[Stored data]
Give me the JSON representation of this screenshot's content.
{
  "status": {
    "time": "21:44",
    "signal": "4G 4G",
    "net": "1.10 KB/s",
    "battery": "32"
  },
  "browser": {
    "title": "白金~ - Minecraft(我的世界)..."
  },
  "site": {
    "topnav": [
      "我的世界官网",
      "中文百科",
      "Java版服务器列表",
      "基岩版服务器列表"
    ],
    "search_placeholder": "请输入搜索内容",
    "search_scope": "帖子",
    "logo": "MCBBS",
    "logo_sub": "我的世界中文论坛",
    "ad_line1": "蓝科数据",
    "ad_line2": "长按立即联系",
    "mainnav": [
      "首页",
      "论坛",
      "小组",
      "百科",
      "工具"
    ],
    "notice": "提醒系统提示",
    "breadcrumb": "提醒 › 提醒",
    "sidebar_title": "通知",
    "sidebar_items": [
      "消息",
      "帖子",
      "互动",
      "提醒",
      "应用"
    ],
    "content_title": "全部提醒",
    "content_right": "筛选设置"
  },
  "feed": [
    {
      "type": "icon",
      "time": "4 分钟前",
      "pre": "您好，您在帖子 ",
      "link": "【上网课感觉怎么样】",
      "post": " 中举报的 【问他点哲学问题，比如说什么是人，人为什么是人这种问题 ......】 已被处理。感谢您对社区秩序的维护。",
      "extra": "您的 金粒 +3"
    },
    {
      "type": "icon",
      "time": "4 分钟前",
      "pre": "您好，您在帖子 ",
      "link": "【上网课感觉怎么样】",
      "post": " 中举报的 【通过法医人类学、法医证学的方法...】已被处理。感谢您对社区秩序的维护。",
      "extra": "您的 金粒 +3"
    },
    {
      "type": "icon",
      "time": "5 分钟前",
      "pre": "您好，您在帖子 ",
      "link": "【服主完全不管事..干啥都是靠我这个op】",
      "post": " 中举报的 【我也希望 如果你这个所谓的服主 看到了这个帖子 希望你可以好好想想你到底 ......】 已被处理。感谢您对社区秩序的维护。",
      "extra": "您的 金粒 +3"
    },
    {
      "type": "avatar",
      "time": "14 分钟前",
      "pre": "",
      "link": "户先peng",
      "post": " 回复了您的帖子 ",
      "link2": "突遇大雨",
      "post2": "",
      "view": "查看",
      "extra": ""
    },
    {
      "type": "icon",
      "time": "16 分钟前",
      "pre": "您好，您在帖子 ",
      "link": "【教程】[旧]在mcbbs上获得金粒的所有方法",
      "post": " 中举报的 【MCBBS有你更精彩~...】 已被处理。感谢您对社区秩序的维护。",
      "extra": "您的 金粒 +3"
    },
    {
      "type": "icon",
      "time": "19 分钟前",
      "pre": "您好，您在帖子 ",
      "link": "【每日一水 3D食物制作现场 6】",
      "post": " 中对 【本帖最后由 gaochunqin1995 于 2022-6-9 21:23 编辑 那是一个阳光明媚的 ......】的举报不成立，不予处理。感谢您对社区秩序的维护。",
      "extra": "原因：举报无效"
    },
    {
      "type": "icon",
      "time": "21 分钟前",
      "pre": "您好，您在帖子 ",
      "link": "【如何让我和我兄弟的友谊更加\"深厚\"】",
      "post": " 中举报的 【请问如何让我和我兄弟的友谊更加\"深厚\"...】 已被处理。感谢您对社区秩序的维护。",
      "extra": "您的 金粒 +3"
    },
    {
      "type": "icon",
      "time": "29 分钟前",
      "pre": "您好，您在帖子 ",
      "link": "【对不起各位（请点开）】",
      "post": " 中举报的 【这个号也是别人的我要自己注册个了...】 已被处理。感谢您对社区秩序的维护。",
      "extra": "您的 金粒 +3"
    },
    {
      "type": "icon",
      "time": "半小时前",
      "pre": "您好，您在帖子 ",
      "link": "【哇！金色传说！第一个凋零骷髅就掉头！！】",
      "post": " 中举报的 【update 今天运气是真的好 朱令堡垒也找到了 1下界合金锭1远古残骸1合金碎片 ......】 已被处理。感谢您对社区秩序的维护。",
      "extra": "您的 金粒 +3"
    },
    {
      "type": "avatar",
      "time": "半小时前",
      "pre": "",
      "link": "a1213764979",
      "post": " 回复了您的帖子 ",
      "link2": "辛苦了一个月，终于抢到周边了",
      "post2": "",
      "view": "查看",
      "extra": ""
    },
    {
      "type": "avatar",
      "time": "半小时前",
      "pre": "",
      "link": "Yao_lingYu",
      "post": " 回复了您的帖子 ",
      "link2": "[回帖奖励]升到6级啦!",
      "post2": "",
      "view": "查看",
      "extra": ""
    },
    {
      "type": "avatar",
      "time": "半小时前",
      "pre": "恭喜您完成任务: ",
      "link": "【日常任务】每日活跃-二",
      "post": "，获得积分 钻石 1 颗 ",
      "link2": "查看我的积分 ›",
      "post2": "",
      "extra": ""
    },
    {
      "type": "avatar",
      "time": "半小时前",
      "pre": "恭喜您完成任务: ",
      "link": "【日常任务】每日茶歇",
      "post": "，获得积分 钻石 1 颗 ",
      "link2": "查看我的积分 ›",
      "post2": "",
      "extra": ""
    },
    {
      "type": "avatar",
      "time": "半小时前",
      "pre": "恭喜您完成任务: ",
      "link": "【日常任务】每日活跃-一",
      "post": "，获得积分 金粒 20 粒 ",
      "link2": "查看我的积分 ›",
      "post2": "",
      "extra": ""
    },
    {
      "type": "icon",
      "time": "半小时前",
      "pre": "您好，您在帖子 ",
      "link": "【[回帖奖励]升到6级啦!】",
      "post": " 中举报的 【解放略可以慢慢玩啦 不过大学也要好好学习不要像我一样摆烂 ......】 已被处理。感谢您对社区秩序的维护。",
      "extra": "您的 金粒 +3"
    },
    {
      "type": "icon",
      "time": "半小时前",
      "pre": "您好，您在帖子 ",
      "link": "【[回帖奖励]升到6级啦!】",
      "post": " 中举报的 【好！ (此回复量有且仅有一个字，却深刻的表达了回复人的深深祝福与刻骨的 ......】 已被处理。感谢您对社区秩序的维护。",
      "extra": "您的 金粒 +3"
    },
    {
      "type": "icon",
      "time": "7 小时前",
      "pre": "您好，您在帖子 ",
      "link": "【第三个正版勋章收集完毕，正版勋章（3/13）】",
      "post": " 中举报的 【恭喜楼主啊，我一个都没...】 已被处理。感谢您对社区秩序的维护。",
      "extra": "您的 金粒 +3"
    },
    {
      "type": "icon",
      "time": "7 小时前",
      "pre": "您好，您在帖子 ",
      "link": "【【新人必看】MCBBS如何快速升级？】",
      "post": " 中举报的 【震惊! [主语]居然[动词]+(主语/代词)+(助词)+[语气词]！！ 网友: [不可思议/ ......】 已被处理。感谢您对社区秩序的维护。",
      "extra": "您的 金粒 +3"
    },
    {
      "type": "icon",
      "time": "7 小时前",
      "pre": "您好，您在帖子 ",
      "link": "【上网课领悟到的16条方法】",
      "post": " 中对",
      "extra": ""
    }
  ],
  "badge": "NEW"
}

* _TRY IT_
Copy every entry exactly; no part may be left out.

* _RESPONSE FOR THIS EXERCISE_
Give me the JSON representation of this screenshot's content.
{
  "status": {
    "time": "21:44",
    "signal": "4G 4G",
    "net": "1.10 KB/s",
    "battery": "32"
  },
  "browser": {
    "title": "白金~ - Minecraft(我的世界)..."
  },
  "site": {
    "topnav": [
      "我的世界官网",
      "中文百科",
      "Java版服务器列表",
      "基岩版服务器列表"
    ],
    "search_placeholder": "请输入搜索内容",
    "search_scope": "帖子",
    "logo": "MCBBS",
    "logo_sub": "我的世界中文论坛",
    "ad_line1": "蓝科数据",
    "ad_line2": "长按立即联系",
    "mainnav": [
      "首页",
      "论坛",
      "小组",
      "百科",
      "工具"
    ],
    "notice": "提醒系统提示",
    "breadcrumb": "提醒 › 提醒",
    "sidebar_title": "通知",
    "sidebar_items": [
      "消息",
      "帖子",
      "互动",
      "提醒",
      "应用"
    ],
    "content_title": "全部提醒",
    "content_right": "筛选设置"
  },
  "feed": [
    {
      "type": "icon",
      "time": "4 分钟前",
      "pre": "您好，您在帖子 ",
      "link": "【上网课感觉怎么样】",
      "post": " 中举报的 【问他点哲学问题，比如说什么是人，人为什么是人这种问题 ......】 已被处理。感谢您对社区秩序的维护。",
      "extra": "您的 金粒 +3"
    },
    {
      "type": "icon",
      "time": "4 分钟前",
      "pre": "您好，您在帖子 ",
      "link": "【上网课感觉怎么样】",
      "post": " 中举报的 【通过法医人类学、法医证学的方法...】已被处理。感谢您对社区秩序的维护。",
      "extra": "您的 金粒 +3"
    },
    {
      "type": "icon",
      "time": "5 分钟前",
      "pre": "您好，您在帖子 ",
      "link": "【服主完全不管事..干啥都是靠我这个op】",
      "post": " 中举报的 【我也希望 如果你这个所谓的服主 看到了这个帖子 希望你可以好好想想你到底 ......】 已被处理。感谢您对社区秩序的维护。",
      "extra": "您的 金粒 +3"
    },
    {
      "type": "avatar",
      "time": "14 分钟前",
      "pre": "",
      "link": "户先peng",
      "post": " 回复了您的帖子 ",
      "link2": "突遇大雨",
      "post2": "",
      "view": "查看",
      "extra": ""
    },
    {
      "type": "icon",
      "time": "16 分钟前",
      "pre": "您好，您在帖子 ",
      "link": "【教程】[旧]在mcbbs上获得金粒的所有方法",
      "post": " 中举报的 【MCBBS有你更精彩~...】 已被处理。感谢您对社区秩序的维护。",
      "extra": "您的 金粒 +3"
    },
    {
      "type": "icon",
      "time": "19 分钟前",
      "pre": "您好，您在帖子 ",
      "link": "【每日一水 3D食物制作现场 6】",
      "post": " 中对 【本帖最后由 gaochunqin1995 于 2022-6-9 21:23 编辑 那是一个阳光明媚的 ......】的举报不成立，不予处理。感谢您对社区秩序的维护。",
      "extra": "原因：举报无效"
    },
    {
      "type": "icon",
      "time": "21 分钟前",
      "pre": "您好，您在帖子 ",
      "link": "【如何让我和我兄弟的友谊更加\"深厚\"】",
      "post": " 中举报的 【请问如何让我和我兄弟的友谊更加\"深厚\"...】 已被处理。感谢您对社区秩序的维护。",
      "extra": "您的 金粒 +3"
    },
    {
      "type": "icon",
      "time": "29 分钟前",
      "pre": "您好，您在帖子 ",
      "link": "【对不起各位（请点开）】",
      "post": " 中举报的 【这个号也是别人的我要自己注册个了...】 已被处理。感谢您对社区秩序的维护。",
      "extra": "您的 金粒 +3"
    },
    {
      "type": "icon",
      "time": "半小时前",
      "pre": "您好，您在帖子 ",
      "link": "【哇！金色传说！第一个凋零骷髅就掉头！！】",
      "post": " 中举报的 【update 今天运气是真的好 朱令堡垒也找到了 1下界合金锭1远古残骸1合金碎片 ......】 已被处理。感谢您对社区秩序的维护。",
      "extra": "您的 金粒 +3"
    },
    {
      "type": "avatar",
      "time": "半小时前",
      "pre": "",
      "link": "a1213764979",
      "post": " 回复了您的帖子 ",
      "link2": "辛苦了一个月，终于抢到周边了",
      "post2": "",
      "view": "查看",
      "extra": ""
    },
    {
      "type": "avatar",
      "time": "半小时前",
      "pre": "",
      "link": "Yao_lingYu",
      "post": " 回复了您的帖子 ",
      "link2": "[回帖奖励]升到6级啦!",
      "post2": "",
      "view": "查看",
      "extra": ""
    },
    {
      "type": "avatar",
      "time": "半小时前",
      "pre": "恭喜您完成任务: ",
      "link": "【日常任务】每日活跃-二",
      "post": "，获得积分 钻石 1 颗 ",
      "link2": "查看我的积分 ›",
      "post2": "",
      "extra": ""
    },
    {
      "type": "avatar",
      "time": "半小时前",
      "pre": "恭喜您完成任务: ",
      "link": "【日常任务】每日茶歇",
      "post": "，获得积分 钻石 1 颗 ",
      "link2": "查看我的积分 ›",
      "post2": "",
      "extra": ""
    },
    {
      "type": "avatar",
      "time": "半小时前",
      "pre": "恭喜您完成任务: ",
      "link": "【日常任务】每日活跃-一",
      "post": "，获得积分 金粒 20 粒 ",
      "link2": "查看我的积分 ›",
      "post2": "",
      "extra": ""
    },
    {
      "type": "icon",
      "time": "半小时前",
      "pre": "您好，您在帖子 ",
      "link": "【[回帖奖励]升到6级啦!】",
      "post": " 中举报的 【解放略可以慢慢玩啦 不过大学也要好好学习不要像我一样摆烂 ......】 已被处理。感谢您对社区秩序的维护。",
      "extra": "您的 金粒 +3"
    },
    {
      "type": "icon",
      "time": "半小时前",
      "pre": "您好，您在帖子 ",
      "link": "【[回帖奖励]升到6级啦!】",
      "post": " 中举报的 【好！ (此回复量有且仅有一个字，却深刻的表达了回复人的深深祝福与刻骨的 ......】 已被处理。感谢您对社区秩序的维护。",
      "extra": "您的 金粒 +3"
    },
    {
      "type": "icon",
      "time": "7 小时前",
      "pre": "您好，您在帖子 ",
      "link": "【第三个正版勋章收集完毕，正版勋章（3/13）】",
      "post": " 中举报的 【恭喜楼主啊，我一个都没...】 已被处理。感谢您对社区秩序的维护。",
      "extra": "您的 金粒 +3"
    },
    {
      "type": "icon",
      "time": "7 小时前",
      "pre": "您好，您在帖子 ",
      "link": "【【新人必看】MCBBS如何快速升级？】",
      "post": " 中举报的 【震惊! [主语]居然[动词]+(主语/代词)+(助词)+[语气词]！！ 网友: [不可思议/ ......】 已被处理。感谢您对社区秩序的维护。",
      "extra": "您的 金粒 +3"
    },
    {
      "type": "icon",
      "time": "7 小时前",
      "pre": "您好，您在帖子 ",
      "link": "【上网课领悟到的16条方法】",
      "post": " 中对",
      "extra": ""
    }
  ],
  "badge": "NEW"
}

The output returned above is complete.